(Stored items from a collection)
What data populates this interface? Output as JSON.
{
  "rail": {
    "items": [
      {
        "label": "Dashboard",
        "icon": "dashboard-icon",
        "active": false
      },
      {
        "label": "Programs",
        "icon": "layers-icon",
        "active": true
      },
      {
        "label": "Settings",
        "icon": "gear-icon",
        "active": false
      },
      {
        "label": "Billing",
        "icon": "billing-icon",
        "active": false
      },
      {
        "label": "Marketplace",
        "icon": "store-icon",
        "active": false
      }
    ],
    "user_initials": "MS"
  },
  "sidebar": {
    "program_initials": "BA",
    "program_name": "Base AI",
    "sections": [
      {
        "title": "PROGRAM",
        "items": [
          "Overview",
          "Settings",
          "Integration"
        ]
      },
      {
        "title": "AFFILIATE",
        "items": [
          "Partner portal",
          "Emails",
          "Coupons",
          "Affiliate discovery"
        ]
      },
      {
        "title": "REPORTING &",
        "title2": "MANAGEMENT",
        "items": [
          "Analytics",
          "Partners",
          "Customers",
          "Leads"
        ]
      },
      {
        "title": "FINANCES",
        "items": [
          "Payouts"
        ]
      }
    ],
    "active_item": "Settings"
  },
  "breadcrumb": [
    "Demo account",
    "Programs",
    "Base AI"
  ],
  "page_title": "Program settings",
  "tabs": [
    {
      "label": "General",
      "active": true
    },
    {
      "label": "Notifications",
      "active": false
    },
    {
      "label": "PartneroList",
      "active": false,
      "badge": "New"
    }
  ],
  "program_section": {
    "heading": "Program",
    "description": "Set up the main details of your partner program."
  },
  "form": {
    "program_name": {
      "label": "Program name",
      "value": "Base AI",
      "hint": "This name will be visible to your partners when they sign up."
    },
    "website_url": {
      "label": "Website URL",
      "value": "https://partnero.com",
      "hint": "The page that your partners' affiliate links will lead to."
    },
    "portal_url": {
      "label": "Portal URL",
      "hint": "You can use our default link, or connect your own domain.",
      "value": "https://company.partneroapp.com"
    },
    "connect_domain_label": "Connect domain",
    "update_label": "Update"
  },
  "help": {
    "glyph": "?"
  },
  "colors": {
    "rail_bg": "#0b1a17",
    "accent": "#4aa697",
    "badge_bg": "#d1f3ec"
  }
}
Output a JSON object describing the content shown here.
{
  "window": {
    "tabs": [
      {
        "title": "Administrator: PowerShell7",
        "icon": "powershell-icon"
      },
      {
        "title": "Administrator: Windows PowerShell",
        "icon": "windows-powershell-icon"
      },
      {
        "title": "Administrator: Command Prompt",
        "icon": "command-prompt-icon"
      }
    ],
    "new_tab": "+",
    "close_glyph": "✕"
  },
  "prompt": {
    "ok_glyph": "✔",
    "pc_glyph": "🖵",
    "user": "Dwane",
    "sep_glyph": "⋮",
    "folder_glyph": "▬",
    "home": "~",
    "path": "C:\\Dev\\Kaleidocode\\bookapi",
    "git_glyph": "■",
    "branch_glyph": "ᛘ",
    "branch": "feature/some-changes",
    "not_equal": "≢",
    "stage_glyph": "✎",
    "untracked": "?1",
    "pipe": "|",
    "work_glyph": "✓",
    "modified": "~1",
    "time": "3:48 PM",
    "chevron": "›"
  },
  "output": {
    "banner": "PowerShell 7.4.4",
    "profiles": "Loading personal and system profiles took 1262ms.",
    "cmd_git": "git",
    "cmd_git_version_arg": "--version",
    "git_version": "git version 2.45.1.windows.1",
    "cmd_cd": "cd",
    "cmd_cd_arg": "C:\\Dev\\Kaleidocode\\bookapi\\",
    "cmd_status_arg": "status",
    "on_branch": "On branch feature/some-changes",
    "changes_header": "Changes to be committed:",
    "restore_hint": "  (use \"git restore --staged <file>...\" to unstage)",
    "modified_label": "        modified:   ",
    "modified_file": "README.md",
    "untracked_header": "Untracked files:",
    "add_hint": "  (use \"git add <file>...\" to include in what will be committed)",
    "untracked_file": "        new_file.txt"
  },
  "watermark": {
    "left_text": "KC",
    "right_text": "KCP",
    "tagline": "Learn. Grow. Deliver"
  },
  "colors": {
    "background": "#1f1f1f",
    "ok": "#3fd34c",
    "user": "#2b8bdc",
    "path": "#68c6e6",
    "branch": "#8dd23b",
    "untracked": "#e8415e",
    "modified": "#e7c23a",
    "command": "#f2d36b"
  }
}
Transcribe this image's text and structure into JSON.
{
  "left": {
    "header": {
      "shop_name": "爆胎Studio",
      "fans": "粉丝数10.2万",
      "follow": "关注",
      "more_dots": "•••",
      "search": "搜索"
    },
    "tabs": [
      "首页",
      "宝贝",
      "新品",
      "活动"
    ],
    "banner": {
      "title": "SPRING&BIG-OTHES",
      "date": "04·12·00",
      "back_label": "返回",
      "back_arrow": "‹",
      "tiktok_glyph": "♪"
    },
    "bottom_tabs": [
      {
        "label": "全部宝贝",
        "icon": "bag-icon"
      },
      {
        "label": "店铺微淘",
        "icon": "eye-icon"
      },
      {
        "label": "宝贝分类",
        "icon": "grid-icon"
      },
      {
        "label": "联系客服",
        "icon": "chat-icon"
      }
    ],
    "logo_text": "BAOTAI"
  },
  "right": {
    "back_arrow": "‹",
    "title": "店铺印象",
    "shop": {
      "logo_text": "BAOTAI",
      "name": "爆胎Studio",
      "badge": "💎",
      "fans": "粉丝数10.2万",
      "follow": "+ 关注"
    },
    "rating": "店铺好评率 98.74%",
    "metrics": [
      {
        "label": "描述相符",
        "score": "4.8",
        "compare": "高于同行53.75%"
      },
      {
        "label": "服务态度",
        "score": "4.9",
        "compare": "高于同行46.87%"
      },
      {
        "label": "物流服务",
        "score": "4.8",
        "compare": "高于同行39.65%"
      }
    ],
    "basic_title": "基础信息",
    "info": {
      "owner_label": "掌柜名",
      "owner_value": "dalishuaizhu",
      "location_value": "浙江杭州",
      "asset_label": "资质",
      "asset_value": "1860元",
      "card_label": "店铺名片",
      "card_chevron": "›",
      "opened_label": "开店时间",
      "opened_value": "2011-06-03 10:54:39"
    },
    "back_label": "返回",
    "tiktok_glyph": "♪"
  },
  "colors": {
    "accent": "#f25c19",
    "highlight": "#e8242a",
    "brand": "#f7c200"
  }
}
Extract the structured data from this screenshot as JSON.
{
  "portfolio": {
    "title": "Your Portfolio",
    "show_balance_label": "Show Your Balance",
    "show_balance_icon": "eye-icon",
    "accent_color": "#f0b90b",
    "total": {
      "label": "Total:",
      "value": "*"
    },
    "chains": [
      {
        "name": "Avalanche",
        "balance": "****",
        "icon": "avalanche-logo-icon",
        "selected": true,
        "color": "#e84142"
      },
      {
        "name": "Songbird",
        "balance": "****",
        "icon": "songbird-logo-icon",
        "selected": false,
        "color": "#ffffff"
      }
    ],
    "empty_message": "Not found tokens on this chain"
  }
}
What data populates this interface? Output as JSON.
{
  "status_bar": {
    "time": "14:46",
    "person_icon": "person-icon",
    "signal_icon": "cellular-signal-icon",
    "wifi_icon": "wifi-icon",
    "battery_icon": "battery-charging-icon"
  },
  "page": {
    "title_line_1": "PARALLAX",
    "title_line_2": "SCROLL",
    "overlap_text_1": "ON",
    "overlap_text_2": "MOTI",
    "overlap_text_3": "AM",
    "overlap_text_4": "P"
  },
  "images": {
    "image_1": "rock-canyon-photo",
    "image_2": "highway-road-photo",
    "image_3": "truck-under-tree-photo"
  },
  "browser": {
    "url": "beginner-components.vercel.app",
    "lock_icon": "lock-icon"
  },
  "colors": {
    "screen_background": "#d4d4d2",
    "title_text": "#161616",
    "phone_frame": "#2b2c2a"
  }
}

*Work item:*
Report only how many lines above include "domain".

*Result of the task:*
2